The Story of Human Language

Prix :38,01 €
  • Détails de l'abonnement :
    • 1 livre audio par mois de votre choix
    • Le premier mois est gratuit, 9,95 €/mois ensuite
    • Sans engagement
    • Annulation simple et rapide
  • - ou -

Description

Language defines us as a species, placing humans head and shoulders above even the most proficient animal communicators. But it also beguiles us with its endless mysteries, allowing us to ponder why different languages emerged, why there isn't simply a single language, how languages change over time and whether that's good or bad, and how languages die out and become extinct. Now you can explore all of these questions and more in an in-depth series of 36 lectures from one of America's leading linguists.
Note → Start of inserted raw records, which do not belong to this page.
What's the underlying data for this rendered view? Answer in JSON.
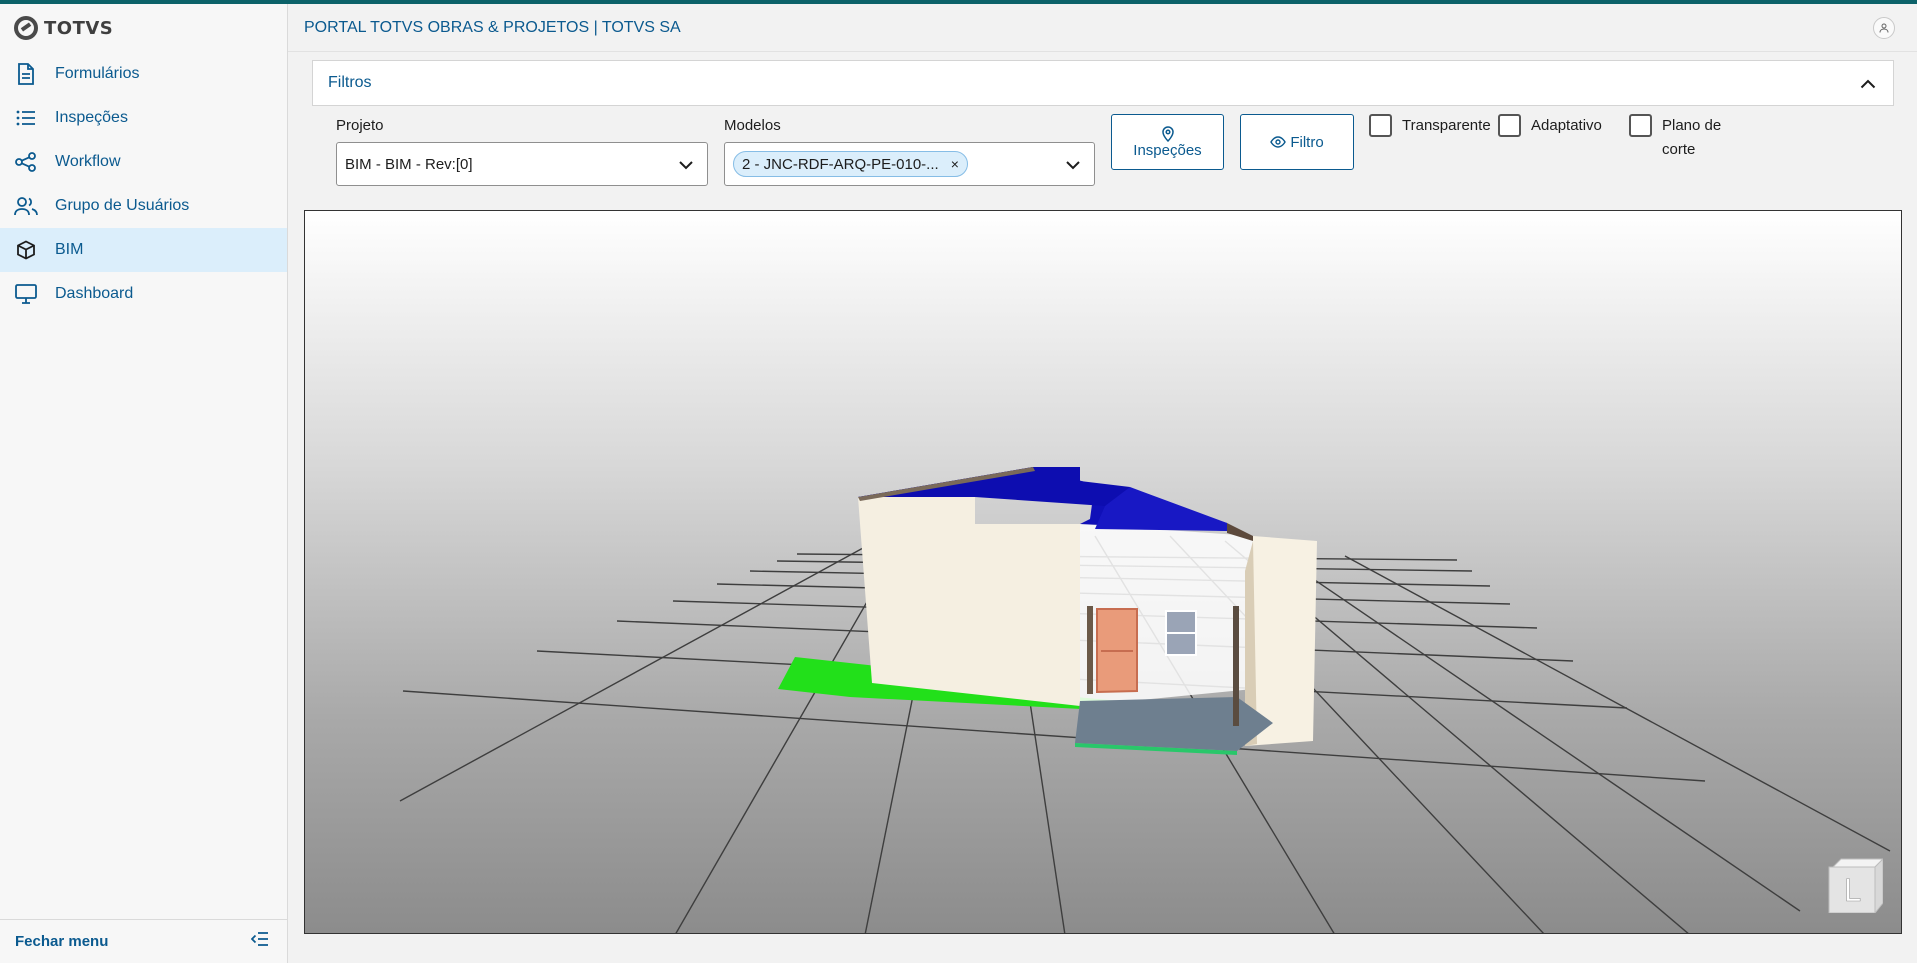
{
  "brand": {
    "name": "TOTVS"
  },
  "header": {
    "title": "PORTAL TOTVS OBRAS & PROJETOS | TOTVS SA"
  },
  "sidebar": {
    "items": [
      {
        "label": "Formulários",
        "icon": "document-icon"
      },
      {
        "label": "Inspeções",
        "icon": "list-icon"
      },
      {
        "label": "Workflow",
        "icon": "share-icon"
      },
      {
        "label": "Grupo de Usuários",
        "icon": "users-icon"
      },
      {
        "label": "BIM",
        "icon": "cube-icon",
        "active": true
      },
      {
        "label": "Dashboard",
        "icon": "monitor-icon"
      }
    ],
    "footer": {
      "label": "Fechar menu"
    }
  },
  "filters": {
    "title": "Filtros",
    "projeto": {
      "label": "Projeto",
      "value": "BIM - BIM - Rev:[0]"
    },
    "modelos": {
      "label": "Modelos",
      "chip": "2 - JNC-RDF-ARQ-PE-010-...",
      "chip_remove": "×"
    },
    "buttons": {
      "inspecoes": "Inspeções",
      "filtro": "Filtro"
    },
    "checkboxes": {
      "transparente": {
        "label": "Transparente",
        "checked": false
      },
      "adaptativo": {
        "label": "Adaptativo",
        "checked": false
      },
      "plano_line1": "Plano de",
      "plano_line2": "corte",
      "plano_checked": false
    }
  },
  "viewer": {
    "navcube_face": "L"
  },
  "colors": {
    "brand_teal": "#0c6269",
    "link_blue": "#0b5a8f",
    "active_bg": "#dbeefb",
    "roof": "#1010b8",
    "ground": "#22e01a",
    "wall": "#f7f2e6",
    "door": "#e99b7a"
  }
}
You'll be witness to the development of human language, learning how a single tongue spoken 150,000 years ago evolved into the estimated 6,000 languages used around the world today and gaining an appreciation of the remarkable ways in which one language sheds light on another.

The many fascinating topics you examine in these lectures include: the intriguing evidence that links a specific gene to the ability to use language; the specific mechanisms responsible for language change; language families and the heated debate over the first language; the phenomenon of language mixture; why some languages develop more grammatical machinery than they actually need; the famous hypothesis that says our grammars channel how we think; artificial languages, including Esperanto and sign languages for the deaf; and how word histories reflect the phenomena of language change and mixture worldwide.
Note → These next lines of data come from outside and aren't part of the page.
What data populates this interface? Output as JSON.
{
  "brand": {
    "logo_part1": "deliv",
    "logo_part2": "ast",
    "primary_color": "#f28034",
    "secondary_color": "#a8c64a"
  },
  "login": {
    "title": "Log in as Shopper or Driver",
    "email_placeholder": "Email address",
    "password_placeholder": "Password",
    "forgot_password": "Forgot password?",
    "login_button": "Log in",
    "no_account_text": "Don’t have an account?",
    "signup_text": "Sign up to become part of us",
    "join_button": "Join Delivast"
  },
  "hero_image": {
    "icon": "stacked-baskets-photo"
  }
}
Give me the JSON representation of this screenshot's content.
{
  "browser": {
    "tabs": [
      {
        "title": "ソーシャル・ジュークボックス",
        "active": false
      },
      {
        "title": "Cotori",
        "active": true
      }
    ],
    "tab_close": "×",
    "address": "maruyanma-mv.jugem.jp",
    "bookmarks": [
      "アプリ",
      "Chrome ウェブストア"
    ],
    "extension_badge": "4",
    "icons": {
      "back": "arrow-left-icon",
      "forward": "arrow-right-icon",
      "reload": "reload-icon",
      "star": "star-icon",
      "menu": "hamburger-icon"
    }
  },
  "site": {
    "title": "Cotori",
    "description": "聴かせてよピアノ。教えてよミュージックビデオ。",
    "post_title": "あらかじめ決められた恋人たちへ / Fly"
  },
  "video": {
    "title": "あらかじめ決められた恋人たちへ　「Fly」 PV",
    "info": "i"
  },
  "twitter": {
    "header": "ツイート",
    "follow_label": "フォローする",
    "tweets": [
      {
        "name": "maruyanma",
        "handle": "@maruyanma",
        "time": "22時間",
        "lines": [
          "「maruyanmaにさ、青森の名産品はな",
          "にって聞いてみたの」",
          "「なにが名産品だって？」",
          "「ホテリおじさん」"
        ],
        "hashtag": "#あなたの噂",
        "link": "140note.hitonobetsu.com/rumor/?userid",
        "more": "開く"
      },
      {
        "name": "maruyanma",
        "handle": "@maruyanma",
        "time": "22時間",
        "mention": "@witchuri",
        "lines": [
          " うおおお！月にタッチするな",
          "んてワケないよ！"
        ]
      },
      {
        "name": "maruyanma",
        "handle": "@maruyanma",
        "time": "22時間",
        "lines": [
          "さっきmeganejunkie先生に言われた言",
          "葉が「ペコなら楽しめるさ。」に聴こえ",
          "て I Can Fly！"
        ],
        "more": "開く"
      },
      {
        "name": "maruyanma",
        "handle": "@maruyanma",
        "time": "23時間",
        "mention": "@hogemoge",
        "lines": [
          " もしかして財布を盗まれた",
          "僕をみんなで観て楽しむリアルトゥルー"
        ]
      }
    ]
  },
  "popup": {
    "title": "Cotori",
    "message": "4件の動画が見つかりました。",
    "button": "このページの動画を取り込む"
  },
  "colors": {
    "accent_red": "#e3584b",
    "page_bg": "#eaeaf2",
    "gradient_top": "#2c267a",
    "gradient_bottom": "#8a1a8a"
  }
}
PLEASE NOTE: When you purchase this title, the accompanying reference material will be available in your Library section along with the audio.

©2004 The Teaching Company, LLC (P)2004 The Great Courses
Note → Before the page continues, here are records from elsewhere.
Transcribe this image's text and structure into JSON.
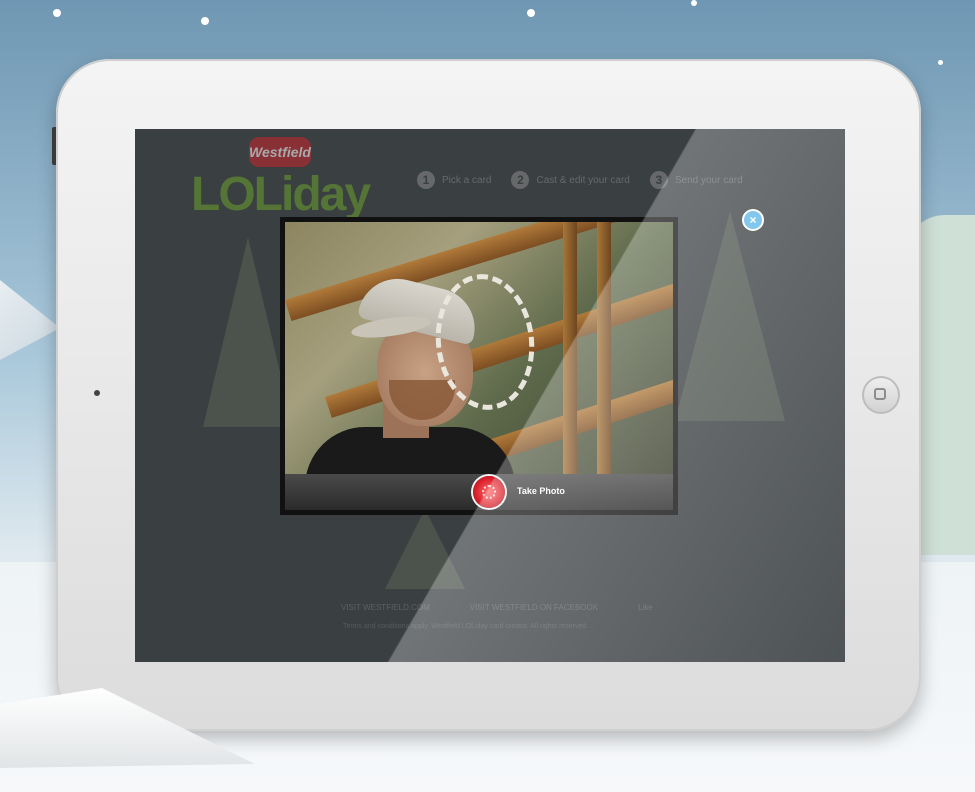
{
  "app": {
    "brand": "Westfield",
    "logo_text": "LOLiday"
  },
  "steps": [
    {
      "number": "1",
      "label": "Pick a card"
    },
    {
      "number": "2",
      "label": "Cast & edit your card"
    },
    {
      "number": "3",
      "label": "Send your card"
    }
  ],
  "footer": {
    "links": [
      "VISIT WESTFIELD.COM",
      "VISIT WESTFIELD ON FACEBOOK",
      "Like"
    ],
    "text": "Terms and conditions apply. Westfield LOLiday card creator. All rights reserved."
  },
  "camera_modal": {
    "take_photo_label": "Take Photo",
    "close_label": "×"
  },
  "icons": {
    "home": "home-button-icon",
    "camera": "camera-shutter-icon",
    "close": "close-icon"
  },
  "colors": {
    "accent_red": "#d91f2a",
    "close_blue": "#5cb6e8",
    "brand_green": "#6aa22e"
  }
}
Ce que les membres d'Audible en pensent

NOTATIONS

3.8 (4 )
5 étoiles
 (2)
4 étoiles
 (0)
3 étoiles
 (1)
2 étoiles
 (1)
1 étoile
 (0)
Global
3.5 (4 )
5 étoiles
 (2)
4 étoiles
 (0)
3 étoiles
 (0)
2 étoiles
 (2)
1 étoile
 (0)
Histoire
4.5 (4 )
5 étoiles
 (2)
4 étoiles
 (2)
3 étoiles
 (0)
2 étoiles
 (0)
1 étoile
 (0)
Performance
Trier par :
  • Photo d'abonné Audible
     
    Client Amazon 07/04/2017
    Client Amazon 07/04/2017 Membre depuis 2014
    VOTE(S) UTILE(S)
    4
    notes
    critiques
    40
    26
    Les membres qui vous suivent :
    Les membres que vous suivez :
    0
    1
    Global
    Performance
    Histoire
    "Fantastic approach to our linguistic history"

    A great way to discover the great voyage through time and space of the many words we speak.

    0 sur 0 personne(s) ont trouvé cet avis utile
  • Photo d'abonné Audible
     
    MAM 25/12/2016
    MAM 25/12/2016 Membre depuis 2015
    notes
    critiques
    7
    2
    Global
    Performance
    Histoire
    "Many flaws in Arabic"

    When talking about the word "Nothing" in Arabic, the lecturer made many mistakes. For instance he claimed that ši and šay mean Nothing in Algerian and Tunisian. The fact is that ši and šay mean Thing and to say Nothing you need to change it to Wálu in Algerian and add حد in Tunisian. He said that wálu is Moroccan when it is widely used in Algeria. His big mistake is when he claimed that Nothing in Egyptian is Dilwa'ti. In fact Dilwa'ti means Now. Nothing is Wala Haga.
    In addition he overestimated the difference between dialects in some Arab countries. I should say Arabic may be very confusing for non-Arab speakers especially when you have, for example, El- in the beginning of your last name and your passport shows Al- instead. It is an Arabic to Latin scripting issue. In Arabic it is written ال wherever it is Al or El and Arab people switch effortlessly between these 2 versions even in the same sentence when they speak in their Arabic dialect. I gave this example to make it clear since the actual examples for the lectures are more difficult to debate when you don't speak Arabic.
    I hope that his arguments about other languages are flawless but it is up to Native to send their critics. I tweeted to the Lecturer but he didn't reply .. I will listen to another audiobook about English by the same author but I can no more trust his global theories about language in general and especially foreign ones.

    0 sur 0 personne(s) ont trouvé cet avis utile

Signaler un contenu inapproprié

Si vous trouvez cette critique inappropriée et pensez qu'elle devrait être retirée de notre site, faites-le nous savoir. Ce signalement sera examiné par Audible et nous prendrons les mesures appropriées.

Annuler

Merci beaucoup !

Nous avons reçu votre signalement. Audible l'étudiera le plus rapidement possible et prendra la décision la plus appropriée.